In our note “Kathleen Krager: Doubling Down Despite Data” we cited data showing that pedestrian safety issues on Cascade Avenue are exaggerated. Specifically, we said there were 15 pedestrian-vehicle collisions out of 1.6 million pedestrian crossings.

We got the 1.6M number as follows:

1. Colorado College (CC) did an analysis showing at least 900 pedestrians cross Cascade Avenue during the lunch rush. To be conservative we didn’t account for pedestrian crossings at other times of day.
2. We assumed a (low) estimate of 150 school days per year. To be conservative we didn’t account for pedestrian crossing on non-school days.
3. 900 pedestrian crossings per day x 150 school days per year = 135,000 pedestrian crossings per year.
4. The CC analysis was for the years 2000 – 2012. 135,000 crossings per year x 12 years = 1,620,000 crossings.
5. According to CC’s Accident Summary, there were 15 pedestrian-vehicle collisions on Cascade in that time frame.

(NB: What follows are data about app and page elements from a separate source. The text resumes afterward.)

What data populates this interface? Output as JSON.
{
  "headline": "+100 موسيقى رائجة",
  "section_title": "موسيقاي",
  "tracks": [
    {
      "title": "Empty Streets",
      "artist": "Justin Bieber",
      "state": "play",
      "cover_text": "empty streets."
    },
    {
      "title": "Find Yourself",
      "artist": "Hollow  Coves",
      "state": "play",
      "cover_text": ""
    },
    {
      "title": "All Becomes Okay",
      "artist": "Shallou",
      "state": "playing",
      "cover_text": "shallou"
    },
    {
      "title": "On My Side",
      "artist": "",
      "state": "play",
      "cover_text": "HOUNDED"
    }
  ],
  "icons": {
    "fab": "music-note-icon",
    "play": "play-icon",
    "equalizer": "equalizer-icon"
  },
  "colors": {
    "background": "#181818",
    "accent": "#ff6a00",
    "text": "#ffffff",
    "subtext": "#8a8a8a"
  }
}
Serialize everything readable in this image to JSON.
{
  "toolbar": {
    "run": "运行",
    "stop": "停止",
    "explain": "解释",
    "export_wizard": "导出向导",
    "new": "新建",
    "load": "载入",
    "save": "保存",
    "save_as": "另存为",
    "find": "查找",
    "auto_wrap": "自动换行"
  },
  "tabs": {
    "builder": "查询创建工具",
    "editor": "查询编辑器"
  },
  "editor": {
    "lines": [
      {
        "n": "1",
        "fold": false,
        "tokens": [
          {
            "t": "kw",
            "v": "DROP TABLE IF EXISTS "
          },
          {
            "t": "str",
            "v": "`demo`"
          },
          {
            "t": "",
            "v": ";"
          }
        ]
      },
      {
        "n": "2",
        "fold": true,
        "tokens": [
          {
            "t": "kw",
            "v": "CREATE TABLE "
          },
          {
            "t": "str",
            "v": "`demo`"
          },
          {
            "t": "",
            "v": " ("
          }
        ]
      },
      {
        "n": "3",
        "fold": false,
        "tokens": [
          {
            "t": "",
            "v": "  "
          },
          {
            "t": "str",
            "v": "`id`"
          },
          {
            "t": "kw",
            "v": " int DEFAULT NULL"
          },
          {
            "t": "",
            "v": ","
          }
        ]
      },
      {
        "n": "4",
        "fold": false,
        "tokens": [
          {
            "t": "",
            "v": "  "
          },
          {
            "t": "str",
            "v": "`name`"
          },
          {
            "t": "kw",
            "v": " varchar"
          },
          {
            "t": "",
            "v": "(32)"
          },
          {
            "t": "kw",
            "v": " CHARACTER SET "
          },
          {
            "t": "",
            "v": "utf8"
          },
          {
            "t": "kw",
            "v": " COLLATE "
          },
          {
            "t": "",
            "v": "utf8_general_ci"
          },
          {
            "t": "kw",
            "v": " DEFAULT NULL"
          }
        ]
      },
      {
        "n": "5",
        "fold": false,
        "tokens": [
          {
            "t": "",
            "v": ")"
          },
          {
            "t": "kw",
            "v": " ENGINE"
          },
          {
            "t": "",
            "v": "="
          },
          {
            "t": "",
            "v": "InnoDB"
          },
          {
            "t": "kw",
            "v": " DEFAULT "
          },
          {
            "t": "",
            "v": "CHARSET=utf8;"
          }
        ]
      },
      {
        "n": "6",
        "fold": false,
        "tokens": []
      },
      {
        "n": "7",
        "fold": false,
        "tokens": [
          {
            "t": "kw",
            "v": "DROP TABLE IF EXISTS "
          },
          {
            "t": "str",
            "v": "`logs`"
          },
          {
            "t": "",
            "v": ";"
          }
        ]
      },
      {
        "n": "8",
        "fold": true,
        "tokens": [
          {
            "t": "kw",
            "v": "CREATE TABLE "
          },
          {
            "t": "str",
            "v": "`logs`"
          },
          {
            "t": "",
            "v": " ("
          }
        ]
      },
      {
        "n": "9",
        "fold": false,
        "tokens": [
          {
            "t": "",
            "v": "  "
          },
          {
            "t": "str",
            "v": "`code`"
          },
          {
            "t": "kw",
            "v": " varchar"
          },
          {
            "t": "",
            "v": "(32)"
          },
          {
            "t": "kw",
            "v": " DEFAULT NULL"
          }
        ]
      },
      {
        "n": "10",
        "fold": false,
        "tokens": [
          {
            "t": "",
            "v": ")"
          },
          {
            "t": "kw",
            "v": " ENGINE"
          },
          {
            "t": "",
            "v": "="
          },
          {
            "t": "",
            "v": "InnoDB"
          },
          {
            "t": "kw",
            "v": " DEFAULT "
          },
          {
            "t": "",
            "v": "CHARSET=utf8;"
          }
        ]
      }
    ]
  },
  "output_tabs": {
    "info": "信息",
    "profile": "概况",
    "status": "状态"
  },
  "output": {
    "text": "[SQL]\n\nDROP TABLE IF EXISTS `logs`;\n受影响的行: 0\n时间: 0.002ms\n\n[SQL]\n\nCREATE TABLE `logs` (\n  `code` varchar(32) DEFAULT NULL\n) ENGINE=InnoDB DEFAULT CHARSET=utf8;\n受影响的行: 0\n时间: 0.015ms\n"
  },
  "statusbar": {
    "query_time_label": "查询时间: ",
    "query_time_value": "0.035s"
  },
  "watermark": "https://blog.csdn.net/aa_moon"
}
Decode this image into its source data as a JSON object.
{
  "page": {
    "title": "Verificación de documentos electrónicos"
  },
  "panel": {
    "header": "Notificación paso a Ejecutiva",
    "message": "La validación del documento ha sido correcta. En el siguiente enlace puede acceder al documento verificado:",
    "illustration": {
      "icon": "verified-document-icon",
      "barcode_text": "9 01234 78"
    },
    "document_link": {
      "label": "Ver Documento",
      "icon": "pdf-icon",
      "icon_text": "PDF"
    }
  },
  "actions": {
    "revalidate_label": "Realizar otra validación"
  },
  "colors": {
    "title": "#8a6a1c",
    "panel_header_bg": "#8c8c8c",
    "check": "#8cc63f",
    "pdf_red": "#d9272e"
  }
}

That’s how we got 15 pedestrian-vehicle collisions out of 1.6M pedestrian crossings.

However, one resident helpfully pointed out that the CC analysis gives more precise data about pedestrian crossings. Specifically, Figure 2-6 shows pedestrian volumes during the peak times in the morning, midday, and evening.

According to Figure 2-6, Cascade Avenue actually sees 2,150 pedestrian crossings per day. Using the same method as above, this would bring us to 15 pedestrian-vehicle collisions out of 3,870,000 pedestrian crossings.In other words, 0.0004% of pedestrian crossings on Cascade resulted in a collision. Also note most of these collisions involved minor injuries or no injuries at all.

Despite the relative rarity of collisions on Cascade, Krager claims she must narrow Cascade before CC students return in August because “We’re having an increasing number of pedestrian accidents, and it’s just a matter of time.”

But we don’t know why she thinks so. As we just explained, the CC analysis cites 15 pedestrian-vehicle collisions on Cascade over a 12 year period. That’s 1.25 collisions per year. In the 3.5 years since then, according to data from CSPD (see the file called “Fuller letter”), Cascade has seen 3 pedestrian-vehicle collisions on Cascade. That’s 0.86 collisions per year. We don’t know what data Krager is looking at (if any) to suggest pedestrian accidents are increasing, but the data we’ve been able to find suggests collisions are actually the opposite.

From 2000-2012, 0.0004% of pedestrian crossings on Cascade resulted in a pedestrian-vehicle collision. That’s 1.25 collisions per year. Since then it’s gone down to 0.86 collisions per year.

Where is the urgency?